To learn more about the importance of creating ecosystem thinking for the co-creation of positive environmental impact, you can take a look at the following TED Talk (it focuses on an example taking place in the US, but can be equally applicable to a European approach): Co-creating a regenerative blue economy for all | Daniel Kleinman | TEDxBoston
Sustainable ports have the roles of promoting ports as industrial hubs for the manufacture of material needed for the construction and transport of coastal wind turbines, as well as their maintenance; and promoting coastal protection, coastal and marine engineering and construction, as well as “building with nature”.
Shaping ports as key nodes for land-sea interaction and exploring their role in the development of maritime spatial planning; and the transition to the circular economy in the port context, for example by improving waste management and recycling, are other tasks of the sub-group.
A great example of co-creation and co-development of products is the case of the SeaMark project, in which a large team of multidisciplinary professionals put their experience and knowledge together to take advantage of algae as a raw material in various industries. You can find out more about this collaborative European project by watching the following video: Horizon Europe SeaMark Project: Seaweed-based Market Applications
- EnvironSmart Natura
- Barco del Tajo
- Mar Interior
- Cádiz Atlántica
- Holwerd aan Zee
- A North Sea Perspective on Shipping, Energy and Environmental Aspects in Maritime Spatial Planning (NorthSEE)
- Blue Horizons
- Blue Growth
- Northwest Regional Skills Forum
- Donegal Local Enterprise Office [LEO]
- Grow Remote
- Fáilte Ireland
- Donegal ETB
- Bord Iascaigh Mhara
- Co-Creation for Social Innovation – Hitachi
- Webinar: Innovating together for a sustainable Blue Economy
- Co-creating a regenerative blue economy for all | Daniel Kleinman | TEDxBoston
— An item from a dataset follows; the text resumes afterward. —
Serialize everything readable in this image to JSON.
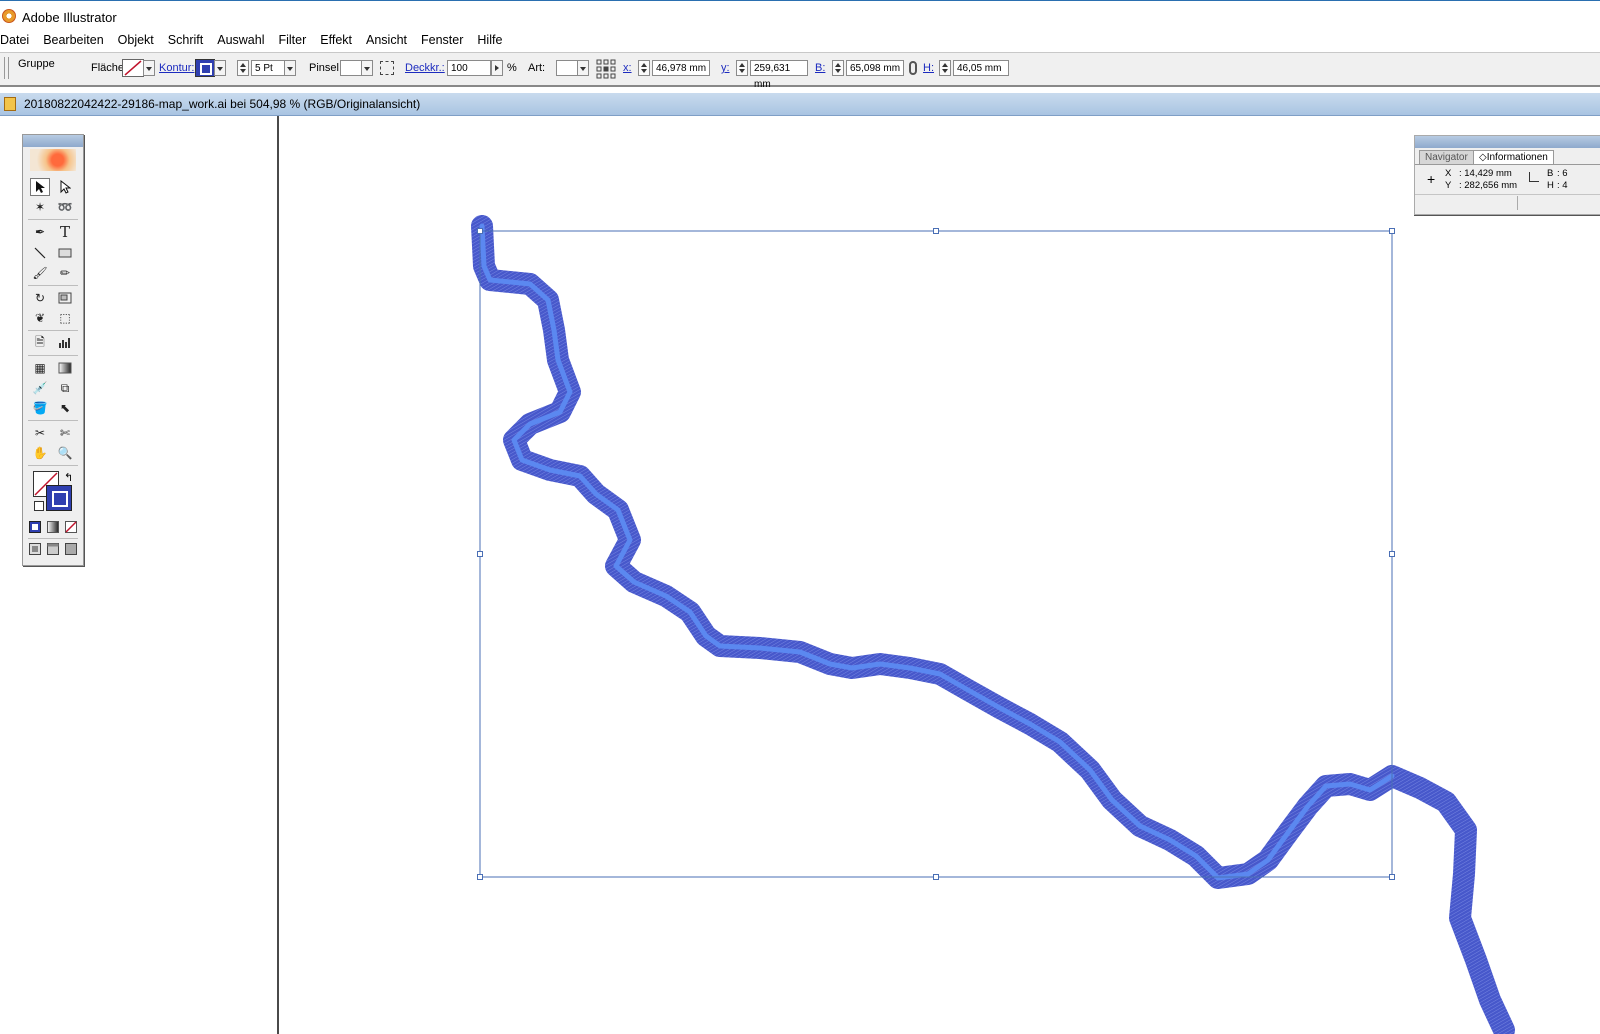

- Co-creating blue innovation
- “Collaboration and Co-Creation: The Road to Creating Value” – Gaurav Bhalla
- Design Thinking: Study Guide
- 5 Science-Backed Ways to Boost Your Creativity